# EXERCISE DATA:
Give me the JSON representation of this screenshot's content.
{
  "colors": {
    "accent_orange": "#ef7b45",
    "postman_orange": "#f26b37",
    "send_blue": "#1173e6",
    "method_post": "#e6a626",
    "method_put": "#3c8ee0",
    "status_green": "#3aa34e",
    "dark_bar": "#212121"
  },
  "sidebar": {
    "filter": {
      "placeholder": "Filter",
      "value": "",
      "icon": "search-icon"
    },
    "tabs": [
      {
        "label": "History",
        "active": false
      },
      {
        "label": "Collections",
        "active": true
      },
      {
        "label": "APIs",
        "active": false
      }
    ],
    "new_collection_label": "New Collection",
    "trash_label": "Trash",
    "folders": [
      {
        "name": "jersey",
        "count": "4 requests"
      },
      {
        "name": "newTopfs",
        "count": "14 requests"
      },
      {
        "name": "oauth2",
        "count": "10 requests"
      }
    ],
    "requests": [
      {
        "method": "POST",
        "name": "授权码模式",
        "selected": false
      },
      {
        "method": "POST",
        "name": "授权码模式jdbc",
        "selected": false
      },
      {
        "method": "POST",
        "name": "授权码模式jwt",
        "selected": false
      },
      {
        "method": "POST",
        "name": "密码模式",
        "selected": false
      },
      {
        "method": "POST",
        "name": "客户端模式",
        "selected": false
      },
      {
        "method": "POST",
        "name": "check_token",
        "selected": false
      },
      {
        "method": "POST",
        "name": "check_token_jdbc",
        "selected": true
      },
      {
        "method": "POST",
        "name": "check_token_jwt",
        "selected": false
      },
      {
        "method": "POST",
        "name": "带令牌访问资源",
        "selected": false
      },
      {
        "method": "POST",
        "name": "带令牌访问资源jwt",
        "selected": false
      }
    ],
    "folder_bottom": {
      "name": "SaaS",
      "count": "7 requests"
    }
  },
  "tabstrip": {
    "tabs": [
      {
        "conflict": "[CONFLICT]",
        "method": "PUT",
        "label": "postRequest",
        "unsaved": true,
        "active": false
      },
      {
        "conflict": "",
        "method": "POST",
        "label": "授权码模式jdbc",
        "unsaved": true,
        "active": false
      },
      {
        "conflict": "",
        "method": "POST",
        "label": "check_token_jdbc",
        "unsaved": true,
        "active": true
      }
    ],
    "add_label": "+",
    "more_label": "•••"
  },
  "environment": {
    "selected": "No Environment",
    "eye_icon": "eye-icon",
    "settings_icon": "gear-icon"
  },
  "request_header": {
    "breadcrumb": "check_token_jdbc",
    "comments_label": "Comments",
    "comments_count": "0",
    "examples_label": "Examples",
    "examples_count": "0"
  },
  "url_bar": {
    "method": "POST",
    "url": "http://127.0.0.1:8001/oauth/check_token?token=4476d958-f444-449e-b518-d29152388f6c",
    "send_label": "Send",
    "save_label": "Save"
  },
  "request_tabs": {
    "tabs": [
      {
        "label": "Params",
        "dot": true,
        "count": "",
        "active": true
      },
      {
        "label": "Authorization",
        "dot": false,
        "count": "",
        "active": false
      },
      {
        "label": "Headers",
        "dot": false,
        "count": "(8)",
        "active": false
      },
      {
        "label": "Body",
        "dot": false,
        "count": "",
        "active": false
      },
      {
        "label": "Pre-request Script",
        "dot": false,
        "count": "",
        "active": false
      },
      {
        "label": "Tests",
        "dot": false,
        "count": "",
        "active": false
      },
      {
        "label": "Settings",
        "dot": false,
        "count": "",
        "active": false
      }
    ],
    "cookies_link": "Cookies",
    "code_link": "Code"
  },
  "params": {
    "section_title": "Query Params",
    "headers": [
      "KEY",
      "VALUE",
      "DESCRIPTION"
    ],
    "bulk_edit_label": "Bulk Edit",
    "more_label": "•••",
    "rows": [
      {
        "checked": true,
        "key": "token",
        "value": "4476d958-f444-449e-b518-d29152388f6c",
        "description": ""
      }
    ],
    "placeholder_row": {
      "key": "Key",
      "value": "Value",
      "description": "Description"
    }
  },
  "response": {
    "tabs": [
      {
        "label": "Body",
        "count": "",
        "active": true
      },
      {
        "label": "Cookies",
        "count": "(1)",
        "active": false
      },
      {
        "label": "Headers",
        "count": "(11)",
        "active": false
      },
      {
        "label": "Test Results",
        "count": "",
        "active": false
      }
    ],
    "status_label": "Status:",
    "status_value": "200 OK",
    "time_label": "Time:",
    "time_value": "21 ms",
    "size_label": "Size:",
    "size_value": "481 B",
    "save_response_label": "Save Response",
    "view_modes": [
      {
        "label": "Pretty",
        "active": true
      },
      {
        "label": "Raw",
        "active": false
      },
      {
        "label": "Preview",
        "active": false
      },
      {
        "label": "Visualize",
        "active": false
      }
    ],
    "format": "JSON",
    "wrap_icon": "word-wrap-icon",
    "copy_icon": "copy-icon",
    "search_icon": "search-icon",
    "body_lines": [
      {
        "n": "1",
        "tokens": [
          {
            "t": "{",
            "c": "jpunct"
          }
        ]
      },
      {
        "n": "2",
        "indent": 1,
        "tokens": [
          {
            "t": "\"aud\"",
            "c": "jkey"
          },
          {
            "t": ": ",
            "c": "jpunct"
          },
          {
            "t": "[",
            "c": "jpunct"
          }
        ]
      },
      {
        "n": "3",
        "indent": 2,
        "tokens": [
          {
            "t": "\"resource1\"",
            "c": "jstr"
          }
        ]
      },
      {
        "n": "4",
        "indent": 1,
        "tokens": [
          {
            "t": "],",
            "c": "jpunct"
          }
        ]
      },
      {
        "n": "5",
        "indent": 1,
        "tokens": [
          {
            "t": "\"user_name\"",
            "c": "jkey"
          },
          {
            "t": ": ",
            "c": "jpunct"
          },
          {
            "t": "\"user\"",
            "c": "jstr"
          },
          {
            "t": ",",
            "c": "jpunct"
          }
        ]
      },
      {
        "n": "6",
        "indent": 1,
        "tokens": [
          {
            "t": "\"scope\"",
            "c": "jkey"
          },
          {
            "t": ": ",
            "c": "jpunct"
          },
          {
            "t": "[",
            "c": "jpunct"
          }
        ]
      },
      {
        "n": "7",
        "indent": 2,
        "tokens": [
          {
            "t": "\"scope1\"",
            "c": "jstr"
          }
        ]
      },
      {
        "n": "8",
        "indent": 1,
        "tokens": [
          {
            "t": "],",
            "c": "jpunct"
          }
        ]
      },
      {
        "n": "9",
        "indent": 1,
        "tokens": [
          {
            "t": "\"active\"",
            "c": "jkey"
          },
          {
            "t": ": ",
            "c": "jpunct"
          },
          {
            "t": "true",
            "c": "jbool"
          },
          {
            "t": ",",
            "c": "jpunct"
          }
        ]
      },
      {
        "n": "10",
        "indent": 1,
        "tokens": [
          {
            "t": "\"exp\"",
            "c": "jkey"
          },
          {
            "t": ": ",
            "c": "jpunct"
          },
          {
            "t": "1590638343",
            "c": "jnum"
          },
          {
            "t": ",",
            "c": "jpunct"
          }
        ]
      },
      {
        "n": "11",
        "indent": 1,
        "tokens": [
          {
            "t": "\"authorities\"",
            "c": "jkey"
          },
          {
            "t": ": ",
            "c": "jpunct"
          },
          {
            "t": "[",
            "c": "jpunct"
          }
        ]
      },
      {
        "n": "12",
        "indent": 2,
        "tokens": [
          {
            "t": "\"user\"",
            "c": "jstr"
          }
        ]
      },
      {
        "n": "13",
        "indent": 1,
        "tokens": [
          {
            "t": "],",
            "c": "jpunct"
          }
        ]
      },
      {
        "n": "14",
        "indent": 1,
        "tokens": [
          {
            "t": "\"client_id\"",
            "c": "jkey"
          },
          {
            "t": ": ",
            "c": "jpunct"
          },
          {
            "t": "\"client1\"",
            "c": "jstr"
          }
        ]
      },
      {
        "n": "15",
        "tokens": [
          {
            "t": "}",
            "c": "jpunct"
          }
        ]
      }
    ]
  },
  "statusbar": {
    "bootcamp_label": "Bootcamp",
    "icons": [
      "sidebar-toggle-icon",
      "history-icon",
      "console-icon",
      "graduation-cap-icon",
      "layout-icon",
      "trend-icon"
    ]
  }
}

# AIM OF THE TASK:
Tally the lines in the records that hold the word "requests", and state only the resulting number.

# WRITTEN ANSWER:
5